── Dataset content ──

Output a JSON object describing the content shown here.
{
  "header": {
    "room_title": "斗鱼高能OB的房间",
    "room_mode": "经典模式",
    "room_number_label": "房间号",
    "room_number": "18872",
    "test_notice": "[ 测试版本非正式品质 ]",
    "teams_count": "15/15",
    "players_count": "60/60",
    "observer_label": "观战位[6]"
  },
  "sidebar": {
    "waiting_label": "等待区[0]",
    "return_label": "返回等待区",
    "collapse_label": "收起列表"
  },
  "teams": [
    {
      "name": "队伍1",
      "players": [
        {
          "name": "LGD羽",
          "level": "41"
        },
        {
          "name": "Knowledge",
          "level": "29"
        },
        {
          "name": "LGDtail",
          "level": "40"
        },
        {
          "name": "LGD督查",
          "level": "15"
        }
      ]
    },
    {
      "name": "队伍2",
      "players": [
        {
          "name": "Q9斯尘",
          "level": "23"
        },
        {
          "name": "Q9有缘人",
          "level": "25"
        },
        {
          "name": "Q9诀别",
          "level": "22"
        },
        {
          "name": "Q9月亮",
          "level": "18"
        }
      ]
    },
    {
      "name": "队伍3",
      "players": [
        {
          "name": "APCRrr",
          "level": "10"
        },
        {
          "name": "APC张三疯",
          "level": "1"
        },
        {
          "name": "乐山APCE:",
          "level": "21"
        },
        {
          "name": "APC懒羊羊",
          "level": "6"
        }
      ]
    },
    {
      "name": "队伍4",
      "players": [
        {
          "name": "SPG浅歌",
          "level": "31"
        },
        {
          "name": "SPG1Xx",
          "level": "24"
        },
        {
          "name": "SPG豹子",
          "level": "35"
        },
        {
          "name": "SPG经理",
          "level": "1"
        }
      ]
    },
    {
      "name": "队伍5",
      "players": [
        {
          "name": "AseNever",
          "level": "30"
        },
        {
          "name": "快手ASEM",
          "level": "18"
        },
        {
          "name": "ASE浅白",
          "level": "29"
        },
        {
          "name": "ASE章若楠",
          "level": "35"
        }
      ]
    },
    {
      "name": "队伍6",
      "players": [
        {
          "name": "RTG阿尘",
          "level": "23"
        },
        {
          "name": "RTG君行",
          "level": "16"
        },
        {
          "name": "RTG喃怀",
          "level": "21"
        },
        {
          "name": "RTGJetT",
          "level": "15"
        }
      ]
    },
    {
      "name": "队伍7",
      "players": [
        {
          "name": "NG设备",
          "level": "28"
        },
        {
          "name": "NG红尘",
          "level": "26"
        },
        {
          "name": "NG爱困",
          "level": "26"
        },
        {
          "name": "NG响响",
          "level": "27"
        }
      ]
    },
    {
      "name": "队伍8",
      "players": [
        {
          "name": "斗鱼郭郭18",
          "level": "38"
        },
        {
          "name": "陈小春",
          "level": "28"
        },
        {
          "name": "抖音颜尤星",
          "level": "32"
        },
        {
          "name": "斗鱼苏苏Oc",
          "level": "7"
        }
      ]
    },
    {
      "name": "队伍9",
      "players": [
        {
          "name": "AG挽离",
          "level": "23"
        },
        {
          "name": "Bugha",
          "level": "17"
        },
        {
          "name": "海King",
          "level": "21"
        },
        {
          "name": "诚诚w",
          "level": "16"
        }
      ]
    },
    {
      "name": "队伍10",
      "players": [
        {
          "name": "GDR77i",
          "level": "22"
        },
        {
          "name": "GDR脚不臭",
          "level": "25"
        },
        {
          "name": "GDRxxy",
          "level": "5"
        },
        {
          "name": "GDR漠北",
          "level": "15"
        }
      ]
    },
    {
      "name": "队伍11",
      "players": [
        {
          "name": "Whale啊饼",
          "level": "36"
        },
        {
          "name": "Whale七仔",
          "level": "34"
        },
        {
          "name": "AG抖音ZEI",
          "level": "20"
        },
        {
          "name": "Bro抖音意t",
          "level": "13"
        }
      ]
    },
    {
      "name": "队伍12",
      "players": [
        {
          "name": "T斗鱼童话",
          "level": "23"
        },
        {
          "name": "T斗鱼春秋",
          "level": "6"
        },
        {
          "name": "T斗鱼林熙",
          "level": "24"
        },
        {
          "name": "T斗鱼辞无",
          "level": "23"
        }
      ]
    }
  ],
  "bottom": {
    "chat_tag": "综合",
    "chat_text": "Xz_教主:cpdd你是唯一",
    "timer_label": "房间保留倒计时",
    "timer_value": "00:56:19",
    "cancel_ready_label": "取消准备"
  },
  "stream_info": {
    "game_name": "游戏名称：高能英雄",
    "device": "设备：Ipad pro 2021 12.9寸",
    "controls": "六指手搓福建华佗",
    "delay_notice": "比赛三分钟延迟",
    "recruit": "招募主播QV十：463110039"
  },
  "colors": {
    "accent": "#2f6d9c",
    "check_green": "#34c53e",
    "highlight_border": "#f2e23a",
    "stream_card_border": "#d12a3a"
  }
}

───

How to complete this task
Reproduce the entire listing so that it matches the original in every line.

Solved exercise
Output a JSON object describing the content shown here.
{
  "header": {
    "room_title": "斗鱼高能OB的房间",
    "room_mode": "经典模式",
    "room_number_label": "房间号",
    "room_number": "18872",
    "test_notice": "[ 测试版本非正式品质 ]",
    "teams_count": "15/15",
    "players_count": "60/60",
    "observer_label": "观战位[6]"
  },
  "sidebar": {
    "waiting_label": "等待区[0]",
    "return_label": "返回等待区",
    "collapse_label": "收起列表"
  },
  "teams": [
    {
      "name": "队伍1",
      "players": [
        {
          "name": "LGD羽",
          "level": "41"
        },
        {
          "name": "Knowledge",
          "level": "29"
        },
        {
          "name": "LGDtail",
          "level": "40"
        },
        {
          "name": "LGD督查",
          "level": "15"
        }
      ]
    },
    {
      "name": "队伍2",
      "players": [
        {
          "name": "Q9斯尘",
          "level": "23"
        },
        {
          "name": "Q9有缘人",
          "level": "25"
        },
        {
          "name": "Q9诀别",
          "level": "22"
        },
        {
          "name": "Q9月亮",
          "level": "18"
        }
      ]
    },
    {
      "name": "队伍3",
      "players": [
        {
          "name": "APCRrr",
          "level": "10"
        },
        {
          "name": "APC张三疯",
          "level": "1"
        },
        {
          "name": "乐山APCE:",
          "level": "21"
        },
        {
          "name": "APC懒羊羊",
          "level": "6"
        }
      ]
    },
    {
      "name": "队伍4",
      "players": [
        {
          "name": "SPG浅歌",
          "level": "31"
        },
        {
          "name": "SPG1Xx",
          "level": "24"
        },
        {
          "name": "SPG豹子",
          "level": "35"
        },
        {
          "name": "SPG经理",
          "level": "1"
        }
      ]
    },
    {
      "name": "队伍5",
      "players": [
        {
          "name": "AseNever",
          "level": "30"
        },
        {
          "name": "快手ASEM",
          "level": "18"
        },
        {
          "name": "ASE浅白",
          "level": "29"
        },
        {
          "name": "ASE章若楠",
          "level": "35"
        }
      ]
    },
    {
      "name": "队伍6",
      "players": [
        {
          "name": "RTG阿尘",
          "level": "23"
        },
        {
          "name": "RTG君行",
          "level": "16"
        },
        {
          "name": "RTG喃怀",
          "level": "21"
        },
        {
          "name": "RTGJetT",
          "level": "15"
        }
      ]
    },
    {
      "name": "队伍7",
      "players": [
        {
          "name": "NG设备",
          "level": "28"
        },
        {
          "name": "NG红尘",
          "level": "26"
        },
        {
          "name": "NG爱困",
          "level": "26"
        },
        {
          "name": "NG响响",
          "level": "27"
        }
      ]
    },
    {
      "name": "队伍8",
      "players": [
        {
          "name": "斗鱼郭郭18",
          "level": "38"
        },
        {
          "name": "陈小春",
          "level": "28"
        },
        {
          "name": "抖音颜尤星",
          "level": "32"
        },
        {
          "name": "斗鱼苏苏Oc",
          "level": "7"
        }
      ]
    },
    {
      "name": "队伍9",
      "players": [
        {
          "name": "AG挽离",
          "level": "23"
        },
        {
          "name": "Bugha",
          "level": "17"
        },
        {
          "name": "海King",
          "level": "21"
        },
        {
          "name": "诚诚w",
          "level": "16"
        }
      ]
    },
    {
      "name": "队伍10",
      "players": [
        {
          "name": "GDR77i",
          "level": "22"
        },
        {
          "name": "GDR脚不臭",
          "level": "25"
        },
        {
          "name": "GDRxxy",
          "level": "5"
        },
        {
          "name": "GDR漠北",
          "level": "15"
        }
      ]
    },
    {
      "name": "队伍11",
      "players": [
        {
          "name": "Whale啊饼",
          "level": "36"
        },
        {
          "name": "Whale七仔",
          "level": "34"
        },
        {
          "name": "AG抖音ZEI",
          "level": "20"
        },
        {
          "name": "Bro抖音意t",
          "level": "13"
        }
      ]
    },
    {
      "name": "队伍12",
      "players": [
        {
          "name": "T斗鱼童话",
          "level": "23"
        },
        {
          "name": "T斗鱼春秋",
          "level": "6"
        },
        {
          "name": "T斗鱼林熙",
          "level": "24"
        },
        {
          "name": "T斗鱼辞无",
          "level": "23"
        }
      ]
    }
  ],
  "bottom": {
    "chat_tag": "综合",
    "chat_text": "Xz_教主:cpdd你是唯一",
    "timer_label": "房间保留倒计时",
    "timer_value": "00:56:19",
    "cancel_ready_label": "取消准备"
  },
  "stream_info": {
    "game_name": "游戏名称：高能英雄",
    "device": "设备：Ipad pro 2021 12.9寸",
    "controls": "六指手搓福建华佗",
    "delay_notice": "比赛三分钟延迟",
    "recruit": "招募主播QV十：463110039"
  },
  "colors": {
    "accent": "#2f6d9c",
    "check_green": "#34c53e",
    "highlight_border": "#f2e23a",
    "stream_card_border": "#d12a3a"
  }
}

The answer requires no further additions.